The infrastructure of the roads in White City are in a horrible state. We don’t have tarred roads, expect for the main pavement road, adjacent to the community park. This road was completed in 2014. People of my ward don’t have their own primary healthcare facility. For medical care, we have to walk an extensive mile to the town clinic. Despite this, our ward boasts the first ever pre-primary school in the Newtown neighbourhood.

Our ward councillor is the ANCs Mpho “Mesisie” Mashila. Mashila was sworn in as councillor in 2011 shortly after the untimely death of the former councillor Debra Mogorosi.

Mashila, who is currently serving as chairperson of the Labour Desk Forum (LDF), is aware of socio economic issues within the district.

“Young people between the ages of 15 -35 make up 85% of the unemployed in this ward,” she said. “The escalating school drop-out rates, lack of financial resources for matriculants to enhance their tertiary careers and lack of skills development are some of the core reasons why youth unemployment is still a key challenge in the community,” she said.

Only 61.6% of the ward population has access to clean drinking water and sanitation. Refuse removal is a priority for my ward. Waste is collected every Tuesday.

My parents were very vocal about Mashila’s leadership style. My father, Johannes Molwagae, feels that she has failed our community. “It’s only now with the upcoming elections that she decided to install a waterline for people who have been living without access to sanitation and sewerage for the past few years,’’ he said. “She also set up 50 solar panels in Maramane, which falls within her ward.”

My mother, Florah Molwagae, added her bit. “She hardly ever calls regular ward meetings to inform people about the latest developments and about job opportunities for the unemployed,” she said.

I cannot wait to see how the local elections will unfold. People have become aware of the empty promises political parties make. Save Tsantsabane Coalition (STC), is a newly established political party formed because of this awareness and they mean serious business. Over the past few months they have been campaigning to recruit members to join their movement.

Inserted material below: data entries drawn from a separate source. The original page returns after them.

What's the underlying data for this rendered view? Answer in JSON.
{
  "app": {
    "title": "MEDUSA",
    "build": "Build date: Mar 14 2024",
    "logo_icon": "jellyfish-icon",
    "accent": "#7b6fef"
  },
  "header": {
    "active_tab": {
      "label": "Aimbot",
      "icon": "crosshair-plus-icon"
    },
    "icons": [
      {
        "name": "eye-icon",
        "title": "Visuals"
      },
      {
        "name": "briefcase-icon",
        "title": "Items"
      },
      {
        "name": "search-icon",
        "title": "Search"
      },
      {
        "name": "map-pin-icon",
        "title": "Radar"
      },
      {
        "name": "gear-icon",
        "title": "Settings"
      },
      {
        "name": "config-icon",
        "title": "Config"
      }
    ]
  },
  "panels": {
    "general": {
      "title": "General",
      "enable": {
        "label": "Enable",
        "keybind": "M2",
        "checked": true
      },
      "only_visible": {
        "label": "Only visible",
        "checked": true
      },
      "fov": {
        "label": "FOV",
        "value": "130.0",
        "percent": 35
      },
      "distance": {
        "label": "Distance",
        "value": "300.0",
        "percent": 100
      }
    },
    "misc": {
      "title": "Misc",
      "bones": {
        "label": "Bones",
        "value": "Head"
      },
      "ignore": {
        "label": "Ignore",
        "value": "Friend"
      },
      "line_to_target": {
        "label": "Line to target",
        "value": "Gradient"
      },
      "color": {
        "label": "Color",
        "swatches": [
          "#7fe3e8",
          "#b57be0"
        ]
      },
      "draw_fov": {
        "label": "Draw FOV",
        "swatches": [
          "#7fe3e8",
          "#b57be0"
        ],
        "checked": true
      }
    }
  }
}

Will I be voting? Definitely! If we want to see radical changes in our ward, we need to nominate suitable candidates who will pledge themselves and fight for the interests of the community. I need to be part of a generation that has a say in matters that concern them.

The six hour bus ride is long, but it will certainly give me enough time to decide on who I put my cross next to.